Balak, king of Moav, is in morbid fear of Bnei Yisrael. He summons a renowned sorcerer named Bilaam to curse them. First, G-d speaks to Bilaam and forbids him to go. But, because Bilaam is so insistent, G-d appears to him a second time and permits him to go. While en route, a malach (emissary from G-d) blocks Bilaam's donkey's path. Unable to contain his frustration, Bilaam strikes the donkey each time it stops or tries to detour. Miraculously, the donkey speaks, asking Bilaam why he is hitting her. The malach instructs Bilaam regarding what he is permitted to say and what he is forbidden to say regarding the Jewish People. When Bilaam arrives, King Balak makes elaborate preparations, hoping that Bilaam will succeed in the curse. Three times Bilaam attempts to curse and three times blessings issue instead. Balak, seeing that Bilaam has failed, sends him home in disgrace.
Bnei Yisrael begin sinning with the Moabite women and worshipping the Moabite idols, and they are punished with a plague. One of the Jewish leaders brazenly brings a Midianite princess into his tent, in full view of Moshe and the people. Pinchas, a grandson of Aharon, grabs a spear and kills both evildoers. This halts the plague, but not before 24,000 have died.
A Clear Shot
“How goodly are your tents, O Yaakov!” (24:5)
What was so ‘goodly’ about the tents of Yaakov?
Bilaam noted that not one of Israel’s tent entrances was aligned opposite the other. Every tent was angled so that its entrance looked out only onto the side of the tent of its neighbor.
But what was so special about that? True, it showed discretion and a respect for privacy, but why specifically should it be this non-alignment of the tent-openings that caused Bilaam to proclaim Jewish People deserving of the Divine Presence to dwell among them?
In fact, Bilaam’s whole intention was to find some universal flaw in the Jewish People which would allow him to bring them down - to curse them by accusing them of some endemic sin.
However, he could find no such common flaw. For, even though one Jew might stumble in one area, his neighbor would, as it were, step into the breach and excel in that same area, compensating for him.
And so on throughout the entire people. Bilaam could not find one ubiquitous vice that ran throughout the body politic of the Jewish People, try as he might.
That’s the hidden meaning of his words here, “How goodly are your tents, Yaakov!” None of your entrances (to sin) are aligned corresponding to the entrance of your neighbor. None of your sins are aligned opposite the sins of your neighbor. And so, I can’t get a ‘clear shot’ through to the middle! I can’t wound you by lobbing a shot clear into your midst, into your heart. For each one of you steps into the breach, the weakness of one is the strength of the other and leaves no opening to the sin that crouches at the door.
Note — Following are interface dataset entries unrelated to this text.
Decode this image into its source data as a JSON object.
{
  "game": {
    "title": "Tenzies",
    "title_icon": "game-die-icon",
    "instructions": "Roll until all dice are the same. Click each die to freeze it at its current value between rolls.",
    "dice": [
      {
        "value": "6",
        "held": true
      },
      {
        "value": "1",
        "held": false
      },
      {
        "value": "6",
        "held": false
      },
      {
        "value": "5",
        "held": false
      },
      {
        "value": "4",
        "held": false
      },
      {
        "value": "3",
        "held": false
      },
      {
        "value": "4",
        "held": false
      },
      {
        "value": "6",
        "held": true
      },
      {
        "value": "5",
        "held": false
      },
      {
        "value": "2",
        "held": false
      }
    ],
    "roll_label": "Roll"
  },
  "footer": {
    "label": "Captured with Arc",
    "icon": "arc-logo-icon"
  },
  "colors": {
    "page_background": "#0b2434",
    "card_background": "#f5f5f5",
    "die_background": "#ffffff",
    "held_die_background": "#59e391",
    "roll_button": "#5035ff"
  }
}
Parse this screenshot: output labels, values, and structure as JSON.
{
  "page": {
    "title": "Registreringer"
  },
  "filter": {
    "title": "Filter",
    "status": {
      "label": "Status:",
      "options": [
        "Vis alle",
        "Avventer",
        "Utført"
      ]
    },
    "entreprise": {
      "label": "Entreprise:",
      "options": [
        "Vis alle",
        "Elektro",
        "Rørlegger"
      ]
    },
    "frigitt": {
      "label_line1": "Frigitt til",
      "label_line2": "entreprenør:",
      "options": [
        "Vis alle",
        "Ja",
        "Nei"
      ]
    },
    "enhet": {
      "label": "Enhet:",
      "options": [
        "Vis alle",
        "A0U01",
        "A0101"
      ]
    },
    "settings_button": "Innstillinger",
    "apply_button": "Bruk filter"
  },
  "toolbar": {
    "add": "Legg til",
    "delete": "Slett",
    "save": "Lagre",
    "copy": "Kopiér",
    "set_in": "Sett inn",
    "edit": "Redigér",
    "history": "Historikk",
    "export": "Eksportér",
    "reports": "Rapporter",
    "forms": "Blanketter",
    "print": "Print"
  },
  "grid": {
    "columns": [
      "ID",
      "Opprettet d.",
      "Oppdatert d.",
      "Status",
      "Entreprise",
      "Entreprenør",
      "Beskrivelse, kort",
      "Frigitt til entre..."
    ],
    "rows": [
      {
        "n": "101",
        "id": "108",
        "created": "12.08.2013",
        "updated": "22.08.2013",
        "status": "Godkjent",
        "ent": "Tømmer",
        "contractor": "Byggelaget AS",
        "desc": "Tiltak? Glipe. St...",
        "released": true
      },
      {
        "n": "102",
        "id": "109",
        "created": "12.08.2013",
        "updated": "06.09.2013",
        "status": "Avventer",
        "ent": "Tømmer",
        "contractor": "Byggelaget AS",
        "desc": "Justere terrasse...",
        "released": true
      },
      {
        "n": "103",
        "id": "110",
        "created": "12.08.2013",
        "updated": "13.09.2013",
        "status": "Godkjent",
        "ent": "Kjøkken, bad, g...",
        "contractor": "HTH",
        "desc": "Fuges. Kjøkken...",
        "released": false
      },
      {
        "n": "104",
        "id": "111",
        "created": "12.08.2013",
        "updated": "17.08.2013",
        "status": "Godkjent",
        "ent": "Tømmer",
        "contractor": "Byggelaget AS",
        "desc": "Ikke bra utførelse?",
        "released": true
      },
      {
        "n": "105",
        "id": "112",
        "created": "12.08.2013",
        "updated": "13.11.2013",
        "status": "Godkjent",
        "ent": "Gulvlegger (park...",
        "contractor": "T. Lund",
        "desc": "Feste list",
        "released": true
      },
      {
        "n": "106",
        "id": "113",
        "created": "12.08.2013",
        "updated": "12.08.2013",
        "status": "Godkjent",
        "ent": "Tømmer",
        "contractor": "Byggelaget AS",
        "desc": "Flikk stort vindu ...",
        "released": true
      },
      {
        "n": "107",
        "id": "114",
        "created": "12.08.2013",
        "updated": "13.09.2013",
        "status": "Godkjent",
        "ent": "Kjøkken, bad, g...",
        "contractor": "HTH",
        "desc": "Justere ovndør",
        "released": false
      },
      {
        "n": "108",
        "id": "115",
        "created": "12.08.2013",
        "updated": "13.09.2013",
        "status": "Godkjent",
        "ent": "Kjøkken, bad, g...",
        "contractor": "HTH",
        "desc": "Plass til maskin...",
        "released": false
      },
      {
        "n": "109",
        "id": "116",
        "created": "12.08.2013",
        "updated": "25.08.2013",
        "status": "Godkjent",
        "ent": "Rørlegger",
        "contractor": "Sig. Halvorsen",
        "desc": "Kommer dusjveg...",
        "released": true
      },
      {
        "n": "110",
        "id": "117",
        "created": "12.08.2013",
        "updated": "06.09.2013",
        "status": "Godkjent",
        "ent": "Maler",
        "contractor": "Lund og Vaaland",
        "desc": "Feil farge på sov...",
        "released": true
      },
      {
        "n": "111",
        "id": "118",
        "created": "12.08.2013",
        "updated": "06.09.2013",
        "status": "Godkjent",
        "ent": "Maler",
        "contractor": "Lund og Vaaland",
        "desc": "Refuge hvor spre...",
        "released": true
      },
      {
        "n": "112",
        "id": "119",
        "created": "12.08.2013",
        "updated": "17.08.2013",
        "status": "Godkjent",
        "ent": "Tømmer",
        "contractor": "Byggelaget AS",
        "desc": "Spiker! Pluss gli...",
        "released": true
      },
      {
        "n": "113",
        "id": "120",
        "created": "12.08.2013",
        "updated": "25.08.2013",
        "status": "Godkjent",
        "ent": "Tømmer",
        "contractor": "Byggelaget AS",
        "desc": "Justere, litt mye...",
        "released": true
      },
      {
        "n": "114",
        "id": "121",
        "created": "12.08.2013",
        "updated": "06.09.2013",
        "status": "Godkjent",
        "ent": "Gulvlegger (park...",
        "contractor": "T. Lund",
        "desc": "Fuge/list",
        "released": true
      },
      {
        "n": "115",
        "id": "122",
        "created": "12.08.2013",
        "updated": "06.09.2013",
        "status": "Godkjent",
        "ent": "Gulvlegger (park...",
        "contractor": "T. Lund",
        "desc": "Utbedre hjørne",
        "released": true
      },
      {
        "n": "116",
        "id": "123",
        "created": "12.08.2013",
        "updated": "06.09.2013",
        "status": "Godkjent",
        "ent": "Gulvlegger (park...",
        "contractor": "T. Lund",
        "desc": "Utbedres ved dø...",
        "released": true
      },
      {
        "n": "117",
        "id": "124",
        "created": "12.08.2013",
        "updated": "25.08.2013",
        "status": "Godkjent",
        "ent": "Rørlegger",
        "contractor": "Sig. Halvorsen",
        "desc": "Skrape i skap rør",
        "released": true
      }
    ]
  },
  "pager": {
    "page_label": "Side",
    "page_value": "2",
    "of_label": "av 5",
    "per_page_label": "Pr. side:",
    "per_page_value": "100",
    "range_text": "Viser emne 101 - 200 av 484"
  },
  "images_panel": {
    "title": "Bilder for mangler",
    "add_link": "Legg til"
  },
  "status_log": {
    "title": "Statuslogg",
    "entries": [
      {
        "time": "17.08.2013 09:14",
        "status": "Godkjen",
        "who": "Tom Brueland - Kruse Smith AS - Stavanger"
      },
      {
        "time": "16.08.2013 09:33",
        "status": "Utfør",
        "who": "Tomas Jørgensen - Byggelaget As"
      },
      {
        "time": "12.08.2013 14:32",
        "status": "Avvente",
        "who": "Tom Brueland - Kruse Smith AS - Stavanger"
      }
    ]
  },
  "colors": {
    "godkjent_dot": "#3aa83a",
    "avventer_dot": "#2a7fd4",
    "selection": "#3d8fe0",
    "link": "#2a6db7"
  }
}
“What have I done that you have struck me these three times?” (22:28)
Bilaam’s donkey was no slouch. When the donkey said “these three times” he was alluding to the three festivals of Pesach, Shavuot and Succot.
The donkey was asking Bilaam how he could have imagined that he would uproot the Jewish People who make the three pilgrimage festivals. But what is so special about the three festivals that they are singled out as such a protective force for the Jewish People?
The Jewish People are above time. Since they can establish the day on which the month begins, they are essentially ‘partners in time’ with the Creator, and not totally subject to time’s constraints.
Bilaam, however, could only receive prophecy at night. His prophecy was time-dependent. Thus the donkey was reminding Bilaam that he was ‘yoked’ to time and how could he possibly imagine that he would be able to dominate a people who were above time? A smart donkey.
You Lose - I Win!
“So now, please come and curse this people for me, for it is too powerful for me.” (22:6)
What does a Jew do when he finds himself in trouble? He goes to a big tzaddik and asks him to give him a beracha. He davens to the Creator of the world to save him. But how do other nations react to trouble?
When Balak ben Tzipor, the king of Moav, was frightened of the Jews, he went to Bilaam and asked him to do something. He didn’t ask him to bless him, but rather to curse the Jews!
This is the way of the wicked, explains the Chafetz Chaim. Rather than seek a blessing for themselves, they would prefer a curse for someone else!